  • FTP_PASS is the password for the username entered for FTP_USER. If you are using SSH public key authentication this can be omitted.
  • FTP_HOST is the hostname:port combination for your SSH/FTP server. The standard FTP port is 21 and the standard SSH port is 22.
define('FS_METHOD', 'ftpext');
define('FTP_BASE', '/path/to/wordpress/');
define('FTP_CONTENT_DIR', '/path/to/wordpress/wp-content/');
define('FTP_PLUGIN_DIR ', '/path/to/wordpress/wp-content/plugins/');
define('FTP_PUBKEY', '/home/username/.ssh/id_rsa.pub');
define('FTP_PRIKEY', '/home/username/.ssh/id_rsa');
define('FTP_USER', 'username');
define('FTP_PASS', 'password');
define('FTP_HOST', 'ftp.example.org:21');

It is recommended to use a private key that is not pass phrase protected. There have been numerous reports that pass phrase protected private keys do not work properly. If you decide to try a pass phrase protected private key you will need to enter the pass phrase for the private key as FTP_PASS.


Additional Defined Constants

Here are additional constants that can be defined, but probably shouldn't be. The Cookie definitions are particularly useful if you have an unusual domain setup.

  define('COOKIEPATH', preg_replace('|https?://[^/]+|i', '', get_option('home') . '/' ) );
  define('SITECOOKIEPATH', preg_replace('|https?://[^/]+|i', '', get_option('siteurl') . '/' ) );
  define( 'ADMIN_COOKIE_PATH', SITECOOKIEPATH . 'wp-admin' );
  define( 'PLUGINS_COOKIE_PATH', preg_replace('|https?://[^/]+|i', '', WP_PLUGIN_URL)  );
  define('TEMPLATEPATH', get_template_directory());
  define('STYLESHEETPATH', get_stylesheet_directory());
  define('DISABLE_WP_CRON', true);

View All Defined Constants

Php has a function that returns an array of all the currently defined constants with their values.

 print_r(@get_defined_constants());

Double Check Before Saving
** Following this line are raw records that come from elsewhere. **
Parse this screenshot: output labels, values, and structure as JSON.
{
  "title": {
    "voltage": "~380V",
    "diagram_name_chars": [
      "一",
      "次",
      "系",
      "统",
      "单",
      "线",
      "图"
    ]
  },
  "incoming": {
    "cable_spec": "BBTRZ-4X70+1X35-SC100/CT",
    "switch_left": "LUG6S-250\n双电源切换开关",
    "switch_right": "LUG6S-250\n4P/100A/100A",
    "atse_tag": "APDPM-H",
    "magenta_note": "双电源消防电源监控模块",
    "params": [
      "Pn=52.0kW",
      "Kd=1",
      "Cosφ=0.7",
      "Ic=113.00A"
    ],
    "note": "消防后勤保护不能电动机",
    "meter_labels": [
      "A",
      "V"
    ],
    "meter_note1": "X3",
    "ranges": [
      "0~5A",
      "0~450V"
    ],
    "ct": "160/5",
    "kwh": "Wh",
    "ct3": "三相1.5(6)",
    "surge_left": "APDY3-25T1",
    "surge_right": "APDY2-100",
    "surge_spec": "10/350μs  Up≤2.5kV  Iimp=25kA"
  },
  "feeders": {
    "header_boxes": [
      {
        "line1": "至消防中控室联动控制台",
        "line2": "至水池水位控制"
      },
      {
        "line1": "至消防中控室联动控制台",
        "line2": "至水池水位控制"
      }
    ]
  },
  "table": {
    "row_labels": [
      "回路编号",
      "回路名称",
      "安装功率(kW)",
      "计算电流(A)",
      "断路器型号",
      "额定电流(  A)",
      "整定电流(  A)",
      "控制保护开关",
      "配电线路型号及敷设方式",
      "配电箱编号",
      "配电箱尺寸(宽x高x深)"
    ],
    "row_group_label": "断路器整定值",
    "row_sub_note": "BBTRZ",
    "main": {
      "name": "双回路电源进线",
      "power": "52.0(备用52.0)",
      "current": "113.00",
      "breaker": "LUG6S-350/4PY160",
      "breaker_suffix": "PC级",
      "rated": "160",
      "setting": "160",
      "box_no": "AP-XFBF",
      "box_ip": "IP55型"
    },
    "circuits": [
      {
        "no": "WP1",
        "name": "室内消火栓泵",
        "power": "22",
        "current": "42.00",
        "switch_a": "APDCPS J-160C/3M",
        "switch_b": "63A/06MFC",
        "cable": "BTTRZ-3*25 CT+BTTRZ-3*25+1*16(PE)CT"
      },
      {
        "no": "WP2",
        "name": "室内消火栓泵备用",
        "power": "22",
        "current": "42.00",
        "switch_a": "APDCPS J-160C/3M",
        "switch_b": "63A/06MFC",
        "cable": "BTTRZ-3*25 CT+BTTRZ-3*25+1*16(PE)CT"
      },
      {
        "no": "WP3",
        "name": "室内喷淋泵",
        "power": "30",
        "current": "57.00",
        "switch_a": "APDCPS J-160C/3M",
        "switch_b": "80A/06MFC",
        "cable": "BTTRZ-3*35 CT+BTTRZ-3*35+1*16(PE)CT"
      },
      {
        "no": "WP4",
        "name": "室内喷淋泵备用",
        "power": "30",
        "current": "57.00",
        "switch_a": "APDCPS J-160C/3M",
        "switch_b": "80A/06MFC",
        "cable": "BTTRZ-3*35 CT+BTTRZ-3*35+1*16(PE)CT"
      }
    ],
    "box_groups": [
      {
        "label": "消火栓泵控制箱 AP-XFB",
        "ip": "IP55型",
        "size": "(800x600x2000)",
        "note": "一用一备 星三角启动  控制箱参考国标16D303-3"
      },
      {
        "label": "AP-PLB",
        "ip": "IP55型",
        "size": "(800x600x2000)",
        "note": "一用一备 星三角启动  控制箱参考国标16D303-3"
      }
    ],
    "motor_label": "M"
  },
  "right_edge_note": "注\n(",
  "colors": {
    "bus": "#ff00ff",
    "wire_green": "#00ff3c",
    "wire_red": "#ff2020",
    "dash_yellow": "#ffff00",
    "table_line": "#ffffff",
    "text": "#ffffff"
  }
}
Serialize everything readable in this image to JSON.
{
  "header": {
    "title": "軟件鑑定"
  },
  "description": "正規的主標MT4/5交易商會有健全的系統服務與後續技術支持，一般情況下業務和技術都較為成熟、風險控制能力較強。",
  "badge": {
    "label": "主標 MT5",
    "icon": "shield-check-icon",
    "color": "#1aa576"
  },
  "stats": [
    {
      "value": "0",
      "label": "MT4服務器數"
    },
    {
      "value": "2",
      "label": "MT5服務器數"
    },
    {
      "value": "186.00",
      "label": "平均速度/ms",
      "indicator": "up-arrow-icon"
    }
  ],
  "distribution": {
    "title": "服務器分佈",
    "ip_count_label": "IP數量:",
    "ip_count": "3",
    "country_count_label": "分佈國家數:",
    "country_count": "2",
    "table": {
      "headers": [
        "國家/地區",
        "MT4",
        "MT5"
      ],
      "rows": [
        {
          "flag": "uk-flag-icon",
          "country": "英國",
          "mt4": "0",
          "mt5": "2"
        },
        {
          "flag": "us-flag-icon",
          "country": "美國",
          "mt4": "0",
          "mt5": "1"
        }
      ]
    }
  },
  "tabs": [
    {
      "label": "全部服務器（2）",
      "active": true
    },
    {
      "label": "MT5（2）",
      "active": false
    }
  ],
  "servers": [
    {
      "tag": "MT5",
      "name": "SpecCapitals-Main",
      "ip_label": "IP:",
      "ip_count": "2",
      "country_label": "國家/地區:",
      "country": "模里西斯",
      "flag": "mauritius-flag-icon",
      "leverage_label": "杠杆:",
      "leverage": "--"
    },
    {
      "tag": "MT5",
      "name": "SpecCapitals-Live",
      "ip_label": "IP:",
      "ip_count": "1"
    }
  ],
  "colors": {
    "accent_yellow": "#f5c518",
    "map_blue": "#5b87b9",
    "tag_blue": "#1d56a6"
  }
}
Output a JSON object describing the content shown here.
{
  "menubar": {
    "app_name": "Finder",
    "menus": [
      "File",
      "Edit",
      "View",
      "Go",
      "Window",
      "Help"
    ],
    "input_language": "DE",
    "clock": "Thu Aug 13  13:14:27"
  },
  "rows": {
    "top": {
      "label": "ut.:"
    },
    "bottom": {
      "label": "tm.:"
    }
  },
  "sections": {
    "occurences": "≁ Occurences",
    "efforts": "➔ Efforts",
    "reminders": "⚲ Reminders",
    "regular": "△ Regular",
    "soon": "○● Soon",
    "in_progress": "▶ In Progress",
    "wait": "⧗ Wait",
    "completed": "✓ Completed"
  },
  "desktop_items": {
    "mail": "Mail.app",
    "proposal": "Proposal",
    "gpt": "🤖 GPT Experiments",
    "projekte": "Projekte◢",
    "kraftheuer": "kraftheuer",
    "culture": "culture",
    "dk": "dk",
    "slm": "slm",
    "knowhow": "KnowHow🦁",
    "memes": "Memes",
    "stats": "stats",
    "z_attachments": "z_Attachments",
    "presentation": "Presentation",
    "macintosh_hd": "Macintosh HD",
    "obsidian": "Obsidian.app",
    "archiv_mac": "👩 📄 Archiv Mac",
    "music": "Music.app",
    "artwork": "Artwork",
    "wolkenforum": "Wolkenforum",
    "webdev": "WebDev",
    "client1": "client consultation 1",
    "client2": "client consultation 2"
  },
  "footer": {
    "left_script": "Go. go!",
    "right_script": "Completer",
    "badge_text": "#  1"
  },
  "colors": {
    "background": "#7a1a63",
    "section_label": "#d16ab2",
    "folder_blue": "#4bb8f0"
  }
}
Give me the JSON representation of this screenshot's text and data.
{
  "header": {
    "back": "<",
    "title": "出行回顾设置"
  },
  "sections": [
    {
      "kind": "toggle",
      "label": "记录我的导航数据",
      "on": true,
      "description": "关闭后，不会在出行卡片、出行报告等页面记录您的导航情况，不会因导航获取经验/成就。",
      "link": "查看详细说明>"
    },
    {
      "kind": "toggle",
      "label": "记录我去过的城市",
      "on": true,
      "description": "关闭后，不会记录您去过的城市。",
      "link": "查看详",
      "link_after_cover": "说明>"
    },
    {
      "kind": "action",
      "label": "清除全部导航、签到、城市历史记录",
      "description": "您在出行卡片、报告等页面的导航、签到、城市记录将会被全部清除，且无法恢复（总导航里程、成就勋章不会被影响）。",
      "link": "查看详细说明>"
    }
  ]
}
Be sure to check for leading and/or trailing spaces around any of the above values you entered, and DON'T delete the single quotes!

Before you save the file, be sure to double-check that you have not accidentally deleted any of the single quotes around the parameter values. Be sure there is nothing after the closing PHP tag in the file. The last thing in the file should be ?> and nothing else. No spaces.

To save the file, choose File > Save As > wp-config.php and save the file in the root of your WordPress install. Upload the file to your web server and you're ready to install WordPress!


See Also